### Your goal:
The answer is to be all of the data below, reproduced exactly.

** Opening Material to process block **

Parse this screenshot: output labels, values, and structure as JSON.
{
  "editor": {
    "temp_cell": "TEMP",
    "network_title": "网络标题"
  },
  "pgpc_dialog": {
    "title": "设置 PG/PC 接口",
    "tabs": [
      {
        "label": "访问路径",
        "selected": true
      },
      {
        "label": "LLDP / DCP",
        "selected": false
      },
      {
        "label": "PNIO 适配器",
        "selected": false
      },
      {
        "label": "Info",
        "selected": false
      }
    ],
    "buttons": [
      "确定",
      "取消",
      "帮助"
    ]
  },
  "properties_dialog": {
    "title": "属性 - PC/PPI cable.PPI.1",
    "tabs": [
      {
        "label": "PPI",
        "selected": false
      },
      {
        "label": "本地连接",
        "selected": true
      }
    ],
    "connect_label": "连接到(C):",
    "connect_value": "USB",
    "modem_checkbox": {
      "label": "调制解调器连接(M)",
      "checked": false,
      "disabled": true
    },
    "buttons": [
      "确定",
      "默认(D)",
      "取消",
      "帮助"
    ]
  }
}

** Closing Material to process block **

### Expected output:
Parse this screenshot: output labels, values, and structure as JSON.
{
  "editor": {
    "temp_cell": "TEMP",
    "network_title": "网络标题"
  },
  "pgpc_dialog": {
    "title": "设置 PG/PC 接口",
    "tabs": [
      {
        "label": "访问路径",
        "selected": true
      },
      {
        "label": "LLDP / DCP",
        "selected": false
      },
      {
        "label": "PNIO 适配器",
        "selected": false
      },
      {
        "label": "Info",
        "selected": false
      }
    ],
    "buttons": [
      "确定",
      "取消",
      "帮助"
    ]
  },
  "properties_dialog": {
    "title": "属性 - PC/PPI cable.PPI.1",
    "tabs": [
      {
        "label": "PPI",
        "selected": false
      },
      {
        "label": "本地连接",
        "selected": true
      }
    ],
    "connect_label": "连接到(C):",
    "connect_value": "USB",
    "modem_checkbox": {
      "label": "调制解调器连接(M)",
      "checked": false,
      "disabled": true
    },
    "buttons": [
      "确定",
      "默认(D)",
      "取消",
      "帮助"
    ]
  }
}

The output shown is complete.